Of course, one possible response might be to point to parallels with other Platonic dialogues as support for reading Platonic psychological doctrine within the Palinode. However, Werner also wants to limit the degree to which the Phaedrus is read against the corpus. His desire to attempt a reading of the significance of the myths in the Phaedrus that is tied to their specific context within the dialogue is also appealing and, in general, successful. In the end, however, Werner does seem to want to interpret the myths of the Phaedrus as guiding not just our reading of this dialogue or even of Platonic myths in general, but of all human discourse. Again, I find Werner’s interpretation very appealing, but there does seem to be a slight (perhaps only apparent) inconsistency between his introductory account of significant ‘methodological considerations’ and the very interesting and provocative conclusions to which he argues. That Werner seems to equivocate between intra- and inter-textual commitments is perhaps no fault of his own; the Phaedrus is, after all, a text which, at one and the same time, emphatically signals its own idiosyncrasy and quite explicitly provokes comparison with other texts (not least other Platonic dialogues).

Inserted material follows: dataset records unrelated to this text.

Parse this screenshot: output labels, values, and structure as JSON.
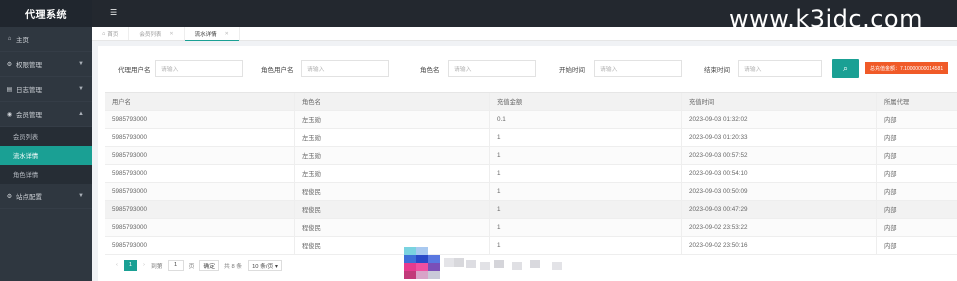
{
  "app": {
    "title": "代理系统",
    "watermark": "www.k3idc.com"
  },
  "sidebar": {
    "items": [
      {
        "label": "主页",
        "icon": "home-icon",
        "glyph": "⌂"
      },
      {
        "label": "权限管理",
        "icon": "gear-icon",
        "glyph": "⚙"
      },
      {
        "label": "日志管理",
        "icon": "log-icon",
        "glyph": "▤"
      },
      {
        "label": "会员管理",
        "icon": "user-icon",
        "glyph": "◉"
      }
    ],
    "sub_items": [
      {
        "label": "会员列表"
      },
      {
        "label": "流水详情"
      },
      {
        "label": "角色详情"
      }
    ],
    "last_item": {
      "label": "站点配置",
      "icon": "settings-icon",
      "glyph": "⚙"
    }
  },
  "tabs": [
    {
      "label": "首页",
      "icon": "home-icon"
    },
    {
      "label": "会员列表"
    },
    {
      "label": "流水详情"
    }
  ],
  "filters": {
    "agent_user": {
      "label": "代理用户名",
      "placeholder": "请输入"
    },
    "role_user": {
      "label": "角色用户名",
      "placeholder": "请输入"
    },
    "role_name": {
      "label": "角色名",
      "placeholder": "请输入"
    },
    "start_time": {
      "label": "开始时间",
      "placeholder": "请输入"
    },
    "end_time": {
      "label": "结束时间",
      "placeholder": "请输入"
    },
    "search_icon": "search-icon",
    "total_badge": "总充值金额：7.10000000014581"
  },
  "table": {
    "columns": [
      "用户名",
      "角色名",
      "充值金额",
      "充值时间",
      "所属代理"
    ],
    "rows": [
      [
        "5985793000",
        "左玉勋",
        "0.1",
        "2023-09-03 01:32:02",
        "内部"
      ],
      [
        "5985793000",
        "左玉勋",
        "1",
        "2023-09-03 01:20:33",
        "内部"
      ],
      [
        "5985793000",
        "左玉勋",
        "1",
        "2023-09-03 00:57:52",
        "内部"
      ],
      [
        "5985793000",
        "左玉勋",
        "1",
        "2023-09-03 00:54:10",
        "内部"
      ],
      [
        "5985793000",
        "程俊民",
        "1",
        "2023-09-03 00:50:09",
        "内部"
      ],
      [
        "5985793000",
        "程俊民",
        "1",
        "2023-09-03 00:47:29",
        "内部"
      ],
      [
        "5985793000",
        "程俊民",
        "1",
        "2023-09-02 23:53:22",
        "内部"
      ],
      [
        "5985793000",
        "程俊民",
        "1",
        "2023-09-02 23:50:16",
        "内部"
      ]
    ]
  },
  "pager": {
    "prev": "‹",
    "current": "1",
    "next": "›",
    "goto_label": "到第",
    "goto_value": "1",
    "page_unit": "页",
    "confirm": "确定",
    "total": "共 8 条",
    "per_page": "10 条/页 ▾"
  },
  "colors": {
    "accent": "#1aa094",
    "badge": "#f05a28",
    "sidebar": "#2f3740",
    "topbar": "#23282f"
  }
}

These matters of consistency are, in the end, perhaps minor when weighed against the sophisticated and original argumentation and analysis offered by Werner throughout this book. This is a valuable new work that uses a relatively narrow focus to broaden our general perspectives on the Phaedrus in particular, and on Plato’s use of myth and thought about philosophical discourse in general. Werner has not (and does not claim to have) wrestled Proteus into submission. It would be a shame if he had. He has, however, opened up a very promising new angle of approach.